How to complete this task
Could you return the listing below exactly, with every line intact?

───── Given records ─────

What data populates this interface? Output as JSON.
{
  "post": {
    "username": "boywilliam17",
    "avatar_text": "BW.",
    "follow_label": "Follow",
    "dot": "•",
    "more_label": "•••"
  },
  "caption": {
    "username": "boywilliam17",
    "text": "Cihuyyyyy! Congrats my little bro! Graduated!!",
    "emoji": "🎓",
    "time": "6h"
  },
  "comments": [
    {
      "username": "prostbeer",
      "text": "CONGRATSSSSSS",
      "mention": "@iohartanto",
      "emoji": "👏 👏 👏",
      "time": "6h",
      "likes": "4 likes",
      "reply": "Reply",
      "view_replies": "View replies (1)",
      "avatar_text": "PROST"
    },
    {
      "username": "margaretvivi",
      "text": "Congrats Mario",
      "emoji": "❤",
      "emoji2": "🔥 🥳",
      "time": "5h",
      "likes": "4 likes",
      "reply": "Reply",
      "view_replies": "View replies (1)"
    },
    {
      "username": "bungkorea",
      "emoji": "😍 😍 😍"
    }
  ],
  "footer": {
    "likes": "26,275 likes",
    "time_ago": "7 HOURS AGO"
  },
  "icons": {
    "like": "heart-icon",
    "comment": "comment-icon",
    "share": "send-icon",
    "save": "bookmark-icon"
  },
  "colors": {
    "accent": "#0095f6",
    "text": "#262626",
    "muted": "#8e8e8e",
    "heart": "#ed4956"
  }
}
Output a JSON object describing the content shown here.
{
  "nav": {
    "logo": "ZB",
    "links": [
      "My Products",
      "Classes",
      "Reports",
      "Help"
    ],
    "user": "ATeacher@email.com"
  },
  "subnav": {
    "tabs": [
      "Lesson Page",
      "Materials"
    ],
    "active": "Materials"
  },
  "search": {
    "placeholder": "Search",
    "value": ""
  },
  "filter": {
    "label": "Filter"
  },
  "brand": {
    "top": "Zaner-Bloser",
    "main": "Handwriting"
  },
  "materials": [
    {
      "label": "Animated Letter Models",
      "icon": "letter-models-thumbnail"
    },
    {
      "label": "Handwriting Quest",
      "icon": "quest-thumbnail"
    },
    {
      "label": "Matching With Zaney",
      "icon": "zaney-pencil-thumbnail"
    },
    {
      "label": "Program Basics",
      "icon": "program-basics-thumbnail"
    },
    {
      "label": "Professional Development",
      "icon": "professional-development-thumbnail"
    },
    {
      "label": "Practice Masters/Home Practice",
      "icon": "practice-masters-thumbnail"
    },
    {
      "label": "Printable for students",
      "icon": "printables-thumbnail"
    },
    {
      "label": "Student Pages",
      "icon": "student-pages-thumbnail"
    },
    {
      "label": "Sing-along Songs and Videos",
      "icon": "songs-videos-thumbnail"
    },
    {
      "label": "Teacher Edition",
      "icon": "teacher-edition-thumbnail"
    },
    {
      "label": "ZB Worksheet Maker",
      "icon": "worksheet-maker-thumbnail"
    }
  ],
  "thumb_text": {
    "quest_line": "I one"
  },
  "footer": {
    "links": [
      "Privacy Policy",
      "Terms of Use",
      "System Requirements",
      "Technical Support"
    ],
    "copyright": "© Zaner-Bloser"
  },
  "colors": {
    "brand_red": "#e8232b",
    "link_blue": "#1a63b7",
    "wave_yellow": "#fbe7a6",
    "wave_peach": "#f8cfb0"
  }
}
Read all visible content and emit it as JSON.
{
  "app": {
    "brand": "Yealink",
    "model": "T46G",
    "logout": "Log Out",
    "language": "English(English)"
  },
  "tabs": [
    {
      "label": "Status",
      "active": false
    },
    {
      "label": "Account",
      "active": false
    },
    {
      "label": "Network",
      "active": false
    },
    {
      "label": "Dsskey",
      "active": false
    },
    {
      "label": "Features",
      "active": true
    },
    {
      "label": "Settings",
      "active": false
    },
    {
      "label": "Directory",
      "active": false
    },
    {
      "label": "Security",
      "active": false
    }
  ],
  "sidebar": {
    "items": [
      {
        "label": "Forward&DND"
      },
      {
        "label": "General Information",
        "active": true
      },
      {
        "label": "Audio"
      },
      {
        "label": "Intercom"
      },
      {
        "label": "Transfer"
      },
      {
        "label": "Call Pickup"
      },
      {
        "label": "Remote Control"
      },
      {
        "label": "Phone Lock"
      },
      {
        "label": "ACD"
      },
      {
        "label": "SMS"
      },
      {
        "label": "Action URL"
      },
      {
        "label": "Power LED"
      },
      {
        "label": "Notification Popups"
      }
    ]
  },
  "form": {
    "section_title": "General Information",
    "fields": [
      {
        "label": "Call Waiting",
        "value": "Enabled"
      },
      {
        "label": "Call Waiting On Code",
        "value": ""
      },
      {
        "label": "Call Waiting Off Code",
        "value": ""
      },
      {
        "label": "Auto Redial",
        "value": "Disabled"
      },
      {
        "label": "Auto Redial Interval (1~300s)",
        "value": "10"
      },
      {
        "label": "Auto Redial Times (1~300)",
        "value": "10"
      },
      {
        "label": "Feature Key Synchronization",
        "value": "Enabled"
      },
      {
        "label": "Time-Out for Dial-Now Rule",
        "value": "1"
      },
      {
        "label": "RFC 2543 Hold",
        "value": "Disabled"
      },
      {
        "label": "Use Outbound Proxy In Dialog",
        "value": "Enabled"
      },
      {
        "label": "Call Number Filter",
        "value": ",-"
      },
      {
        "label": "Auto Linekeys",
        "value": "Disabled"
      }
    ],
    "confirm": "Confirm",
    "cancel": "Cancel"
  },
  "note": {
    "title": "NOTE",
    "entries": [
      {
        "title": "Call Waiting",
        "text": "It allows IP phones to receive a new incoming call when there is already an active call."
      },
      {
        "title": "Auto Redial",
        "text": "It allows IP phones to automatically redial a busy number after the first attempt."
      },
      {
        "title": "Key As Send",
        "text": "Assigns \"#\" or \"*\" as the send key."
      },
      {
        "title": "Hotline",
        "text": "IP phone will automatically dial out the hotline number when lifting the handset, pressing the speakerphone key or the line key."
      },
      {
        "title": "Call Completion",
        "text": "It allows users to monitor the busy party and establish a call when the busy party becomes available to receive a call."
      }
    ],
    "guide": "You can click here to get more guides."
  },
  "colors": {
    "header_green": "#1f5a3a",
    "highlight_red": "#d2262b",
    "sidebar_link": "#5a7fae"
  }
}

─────

Task response
What data populates this interface? Output as JSON.
{
  "post": {
    "username": "boywilliam17",
    "avatar_text": "BW.",
    "follow_label": "Follow",
    "dot": "•",
    "more_label": "•••"
  },
  "caption": {
    "username": "boywilliam17",
    "text": "Cihuyyyyy! Congrats my little bro! Graduated!!",
    "emoji": "🎓",
    "time": "6h"
  },
  "comments": [
    {
      "username": "prostbeer",
      "text": "CONGRATSSSSSS",
      "mention": "@iohartanto",
      "emoji": "👏 👏 👏",
      "time": "6h",
      "likes": "4 likes",
      "reply": "Reply",
      "view_replies": "View replies (1)",
      "avatar_text": "PROST"
    },
    {
      "username": "margaretvivi",
      "text": "Congrats Mario",
      "emoji": "❤",
      "emoji2": "🔥 🥳",
      "time": "5h",
      "likes": "4 likes",
      "reply": "Reply",
      "view_replies": "View replies (1)"
    },
    {
      "username": "bungkorea",
      "emoji": "😍 😍 😍"
    }
  ],
  "footer": {
    "likes": "26,275 likes",
    "time_ago": "7 HOURS AGO"
  },
  "icons": {
    "like": "heart-icon",
    "comment": "comment-icon",
    "share": "send-icon",
    "save": "bookmark-icon"
  },
  "colors": {
    "accent": "#0095f6",
    "text": "#262626",
    "muted": "#8e8e8e",
    "heart": "#ed4956"
  }
}
Output a JSON object describing the content shown here.
{
  "nav": {
    "logo": "ZB",
    "links": [
      "My Products",
      "Classes",
      "Reports",
      "Help"
    ],
    "user": "ATeacher@email.com"
  },
  "subnav": {
    "tabs": [
      "Lesson Page",
      "Materials"
    ],
    "active": "Materials"
  },
  "search": {
    "placeholder": "Search",
    "value": ""
  },
  "filter": {
    "label": "Filter"
  },
  "brand": {
    "top": "Zaner-Bloser",
    "main": "Handwriting"
  },
  "materials": [
    {
      "label": "Animated Letter Models",
      "icon": "letter-models-thumbnail"
    },
    {
      "label": "Handwriting Quest",
      "icon": "quest-thumbnail"
    },
    {
      "label": "Matching With Zaney",
      "icon": "zaney-pencil-thumbnail"
    },
    {
      "label": "Program Basics",
      "icon": "program-basics-thumbnail"
    },
    {
      "label": "Professional Development",
      "icon": "professional-development-thumbnail"
    },
    {
      "label": "Practice Masters/Home Practice",
      "icon": "practice-masters-thumbnail"
    },
    {
      "label": "Printable for students",
      "icon": "printables-thumbnail"
    },
    {
      "label": "Student Pages",
      "icon": "student-pages-thumbnail"
    },
    {
      "label": "Sing-along Songs and Videos",
      "icon": "songs-videos-thumbnail"
    },
    {
      "label": "Teacher Edition",
      "icon": "teacher-edition-thumbnail"
    },
    {
      "label": "ZB Worksheet Maker",
      "icon": "worksheet-maker-thumbnail"
    }
  ],
  "thumb_text": {
    "quest_line": "I one"
  },
  "footer": {
    "links": [
      "Privacy Policy",
      "Terms of Use",
      "System Requirements",
      "Technical Support"
    ],
    "copyright": "© Zaner-Bloser"
  },
  "colors": {
    "brand_red": "#e8232b",
    "link_blue": "#1a63b7",
    "wave_yellow": "#fbe7a6",
    "wave_peach": "#f8cfb0"
  }
}
Read all visible content and emit it as JSON.
{
  "app": {
    "brand": "Yealink",
    "model": "T46G",
    "logout": "Log Out",
    "language": "English(English)"
  },
  "tabs": [
    {
      "label": "Status",
      "active": false
    },
    {
      "label": "Account",
      "active": false
    },
    {
      "label": "Network",
      "active": false
    },
    {
      "label": "Dsskey",
      "active": false
    },
    {
      "label": "Features",
      "active": true
    },
    {
      "label": "Settings",
      "active": false
    },
    {
      "label": "Directory",
      "active": false
    },
    {
      "label": "Security",
      "active": false
    }
  ],
  "sidebar": {
    "items": [
      {
        "label": "Forward&DND"
      },
      {
        "label": "General Information",
        "active": true
      },
      {
        "label": "Audio"
      },
      {
        "label": "Intercom"
      },
      {
        "label": "Transfer"
      },
      {
        "label": "Call Pickup"
      },
      {
        "label": "Remote Control"
      },
      {
        "label": "Phone Lock"
      },
      {
        "label": "ACD"
      },
      {
        "label": "SMS"
      },
      {
        "label": "Action URL"
      },
      {
        "label": "Power LED"
      },
      {
        "label": "Notification Popups"
      }
    ]
  },
  "form": {
    "section_title": "General Information",
    "fields": [
      {
        "label": "Call Waiting",
        "value": "Enabled"
      },
      {
        "label": "Call Waiting On Code",
        "value": ""
      },
      {
        "label": "Call Waiting Off Code",
        "value": ""
      },
      {
        "label": "Auto Redial",
        "value": "Disabled"
      },
      {
        "label": "Auto Redial Interval (1~300s)",
        "value": "10"
      },
      {
        "label": "Auto Redial Times (1~300)",
        "value": "10"
      },
      {
        "label": "Feature Key Synchronization",
        "value": "Enabled"
      },
      {
        "label": "Time-Out for Dial-Now Rule",
        "value": "1"
      },
      {
        "label": "RFC 2543 Hold",
        "value": "Disabled"
      },
      {
        "label": "Use Outbound Proxy In Dialog",
        "value": "Enabled"
      },
      {
        "label": "Call Number Filter",
        "value": ",-"
      },
      {
        "label": "Auto Linekeys",
        "value": "Disabled"
      }
    ],
    "confirm": "Confirm",
    "cancel": "Cancel"
  },
  "note": {
    "title": "NOTE",
    "entries": [
      {
        "title": "Call Waiting",
        "text": "It allows IP phones to receive a new incoming call when there is already an active call."
      },
      {
        "title": "Auto Redial",
        "text": "It allows IP phones to automatically redial a busy number after the first attempt."
      },
      {
        "title": "Key As Send",
        "text": "Assigns \"#\" or \"*\" as the send key."
      },
      {
        "title": "Hotline",
        "text": "IP phone will automatically dial out the hotline number when lifting the handset, pressing the speakerphone key or the line key."
      },
      {
        "title": "Call Completion",
        "text": "It allows users to monitor the busy party and establish a call when the busy party becomes available to receive a call."
      }
    ],
    "guide": "You can click here to get more guides."
  },
  "colors": {
    "header_green": "#1f5a3a",
    "highlight_red": "#d2262b",
    "sidebar_link": "#5a7fae"
  }
}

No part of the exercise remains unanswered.